◆ Task to carry out
Pull every line with "type" from the data below and copy it.

◆ Available data

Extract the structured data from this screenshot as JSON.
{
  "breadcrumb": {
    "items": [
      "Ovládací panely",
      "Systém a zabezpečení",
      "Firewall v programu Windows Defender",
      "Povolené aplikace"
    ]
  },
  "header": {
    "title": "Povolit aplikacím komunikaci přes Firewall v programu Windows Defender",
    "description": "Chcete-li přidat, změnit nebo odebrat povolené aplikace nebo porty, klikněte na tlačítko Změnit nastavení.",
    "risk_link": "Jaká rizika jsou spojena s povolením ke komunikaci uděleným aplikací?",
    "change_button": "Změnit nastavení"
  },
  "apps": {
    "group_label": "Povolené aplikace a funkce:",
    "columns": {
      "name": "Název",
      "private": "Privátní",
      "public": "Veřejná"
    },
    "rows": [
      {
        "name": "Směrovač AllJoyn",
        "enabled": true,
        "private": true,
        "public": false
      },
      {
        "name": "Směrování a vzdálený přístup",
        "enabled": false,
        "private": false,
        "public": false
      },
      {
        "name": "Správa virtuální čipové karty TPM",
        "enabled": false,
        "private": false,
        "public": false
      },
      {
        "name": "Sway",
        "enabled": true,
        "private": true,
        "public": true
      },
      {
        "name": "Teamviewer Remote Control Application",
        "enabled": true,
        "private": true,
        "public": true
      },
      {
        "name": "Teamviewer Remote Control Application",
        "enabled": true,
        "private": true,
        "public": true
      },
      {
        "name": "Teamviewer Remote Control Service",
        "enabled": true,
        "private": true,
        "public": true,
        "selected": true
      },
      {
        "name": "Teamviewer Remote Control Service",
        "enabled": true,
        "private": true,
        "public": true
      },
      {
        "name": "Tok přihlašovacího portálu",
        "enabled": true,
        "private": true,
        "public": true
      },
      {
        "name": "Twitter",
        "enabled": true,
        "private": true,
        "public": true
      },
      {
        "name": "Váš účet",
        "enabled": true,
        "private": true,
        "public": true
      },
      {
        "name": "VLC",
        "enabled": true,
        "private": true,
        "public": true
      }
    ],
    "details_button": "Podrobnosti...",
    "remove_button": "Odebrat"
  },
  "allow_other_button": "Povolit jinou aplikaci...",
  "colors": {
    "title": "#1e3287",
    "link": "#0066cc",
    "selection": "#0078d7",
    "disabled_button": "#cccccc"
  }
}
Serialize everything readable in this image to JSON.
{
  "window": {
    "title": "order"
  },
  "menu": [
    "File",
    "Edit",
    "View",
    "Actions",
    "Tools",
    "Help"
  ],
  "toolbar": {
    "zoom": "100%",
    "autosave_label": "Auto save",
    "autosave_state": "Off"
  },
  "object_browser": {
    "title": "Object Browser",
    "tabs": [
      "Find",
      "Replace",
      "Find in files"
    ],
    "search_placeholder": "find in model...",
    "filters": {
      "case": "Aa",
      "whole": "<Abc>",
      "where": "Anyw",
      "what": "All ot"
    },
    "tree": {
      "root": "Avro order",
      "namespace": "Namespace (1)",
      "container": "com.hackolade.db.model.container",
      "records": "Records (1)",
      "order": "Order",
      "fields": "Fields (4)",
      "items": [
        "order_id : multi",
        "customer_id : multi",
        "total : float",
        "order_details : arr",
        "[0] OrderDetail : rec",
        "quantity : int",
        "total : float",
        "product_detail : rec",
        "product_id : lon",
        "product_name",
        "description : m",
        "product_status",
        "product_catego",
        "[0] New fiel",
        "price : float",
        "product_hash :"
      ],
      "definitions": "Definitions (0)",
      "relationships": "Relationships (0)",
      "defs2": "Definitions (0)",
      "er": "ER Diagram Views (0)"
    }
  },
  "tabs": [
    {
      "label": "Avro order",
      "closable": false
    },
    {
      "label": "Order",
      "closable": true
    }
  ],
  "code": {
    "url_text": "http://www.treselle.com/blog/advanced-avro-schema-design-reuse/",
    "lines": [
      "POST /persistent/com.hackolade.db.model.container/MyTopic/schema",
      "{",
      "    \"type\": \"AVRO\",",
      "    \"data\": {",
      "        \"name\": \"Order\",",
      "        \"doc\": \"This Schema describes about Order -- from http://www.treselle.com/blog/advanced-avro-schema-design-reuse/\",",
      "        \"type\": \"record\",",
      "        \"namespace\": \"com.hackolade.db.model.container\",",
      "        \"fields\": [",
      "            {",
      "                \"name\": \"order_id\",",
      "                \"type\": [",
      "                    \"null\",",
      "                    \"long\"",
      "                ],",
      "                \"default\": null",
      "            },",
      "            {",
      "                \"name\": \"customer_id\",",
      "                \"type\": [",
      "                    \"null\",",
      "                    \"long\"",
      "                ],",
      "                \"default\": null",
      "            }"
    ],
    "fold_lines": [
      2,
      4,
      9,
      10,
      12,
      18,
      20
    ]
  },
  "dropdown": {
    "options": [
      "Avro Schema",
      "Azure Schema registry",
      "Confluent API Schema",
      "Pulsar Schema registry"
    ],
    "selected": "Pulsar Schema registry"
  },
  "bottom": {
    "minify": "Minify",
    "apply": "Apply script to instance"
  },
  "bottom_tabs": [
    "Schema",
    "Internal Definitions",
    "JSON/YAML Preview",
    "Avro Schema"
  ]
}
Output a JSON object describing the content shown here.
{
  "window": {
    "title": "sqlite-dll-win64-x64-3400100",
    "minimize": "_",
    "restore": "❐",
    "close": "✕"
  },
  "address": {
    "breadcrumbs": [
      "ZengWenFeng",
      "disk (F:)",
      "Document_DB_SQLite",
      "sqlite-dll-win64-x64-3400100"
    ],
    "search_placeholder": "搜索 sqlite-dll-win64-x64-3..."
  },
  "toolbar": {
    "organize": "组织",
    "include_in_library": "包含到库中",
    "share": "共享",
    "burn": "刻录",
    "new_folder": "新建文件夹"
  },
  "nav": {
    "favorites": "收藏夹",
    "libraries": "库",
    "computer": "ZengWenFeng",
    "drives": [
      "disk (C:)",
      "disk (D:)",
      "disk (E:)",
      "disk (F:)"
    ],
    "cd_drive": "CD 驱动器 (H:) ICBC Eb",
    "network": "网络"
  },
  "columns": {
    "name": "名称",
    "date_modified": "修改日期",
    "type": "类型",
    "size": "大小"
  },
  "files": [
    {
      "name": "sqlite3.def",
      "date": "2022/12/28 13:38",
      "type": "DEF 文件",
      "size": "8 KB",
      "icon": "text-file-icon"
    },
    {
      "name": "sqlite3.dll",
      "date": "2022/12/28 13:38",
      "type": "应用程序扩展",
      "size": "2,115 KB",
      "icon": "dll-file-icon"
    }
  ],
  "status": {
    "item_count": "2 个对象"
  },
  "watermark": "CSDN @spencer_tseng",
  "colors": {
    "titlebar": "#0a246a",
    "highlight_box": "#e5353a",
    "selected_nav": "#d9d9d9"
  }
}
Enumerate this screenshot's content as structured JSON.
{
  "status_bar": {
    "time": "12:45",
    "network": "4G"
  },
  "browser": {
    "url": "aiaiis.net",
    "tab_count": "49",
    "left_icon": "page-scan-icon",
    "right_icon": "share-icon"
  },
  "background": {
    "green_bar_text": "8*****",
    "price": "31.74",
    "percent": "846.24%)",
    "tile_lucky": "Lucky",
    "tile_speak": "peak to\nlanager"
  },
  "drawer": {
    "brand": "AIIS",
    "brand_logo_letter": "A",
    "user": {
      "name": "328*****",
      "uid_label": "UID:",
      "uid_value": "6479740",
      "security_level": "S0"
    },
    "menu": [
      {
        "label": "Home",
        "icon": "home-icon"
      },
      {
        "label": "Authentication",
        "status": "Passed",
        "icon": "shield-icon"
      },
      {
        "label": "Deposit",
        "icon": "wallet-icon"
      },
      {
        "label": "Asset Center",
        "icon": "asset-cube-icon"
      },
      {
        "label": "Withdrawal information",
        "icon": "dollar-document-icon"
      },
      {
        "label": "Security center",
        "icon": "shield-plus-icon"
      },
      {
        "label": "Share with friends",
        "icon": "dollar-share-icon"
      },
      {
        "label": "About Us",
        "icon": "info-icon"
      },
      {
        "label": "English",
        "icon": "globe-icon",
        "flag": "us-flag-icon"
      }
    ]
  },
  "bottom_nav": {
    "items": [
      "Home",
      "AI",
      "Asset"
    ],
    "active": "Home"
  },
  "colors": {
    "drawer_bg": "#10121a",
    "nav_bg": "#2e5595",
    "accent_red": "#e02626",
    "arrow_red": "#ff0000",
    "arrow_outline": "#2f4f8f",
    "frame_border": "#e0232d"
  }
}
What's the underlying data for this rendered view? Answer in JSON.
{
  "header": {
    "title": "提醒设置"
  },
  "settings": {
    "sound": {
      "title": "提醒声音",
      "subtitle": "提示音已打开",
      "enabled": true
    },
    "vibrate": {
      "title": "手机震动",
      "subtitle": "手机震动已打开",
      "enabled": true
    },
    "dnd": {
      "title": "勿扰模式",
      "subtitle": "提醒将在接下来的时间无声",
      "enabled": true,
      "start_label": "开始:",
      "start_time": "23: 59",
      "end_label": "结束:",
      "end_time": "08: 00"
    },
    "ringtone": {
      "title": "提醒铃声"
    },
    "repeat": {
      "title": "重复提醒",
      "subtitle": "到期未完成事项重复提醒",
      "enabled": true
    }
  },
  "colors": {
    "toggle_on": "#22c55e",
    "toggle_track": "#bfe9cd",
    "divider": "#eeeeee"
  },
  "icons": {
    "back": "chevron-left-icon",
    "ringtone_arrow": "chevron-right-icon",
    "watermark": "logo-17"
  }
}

◆ Response to the exercise
      "    \"type\": \"AVRO\",",
      "        \"type\": \"record\",",
      "                \"type\": [",
      "                \"type\": [",
    "type": "类型",
      "type": "DEF 文件",
      "type": "应用程序扩展",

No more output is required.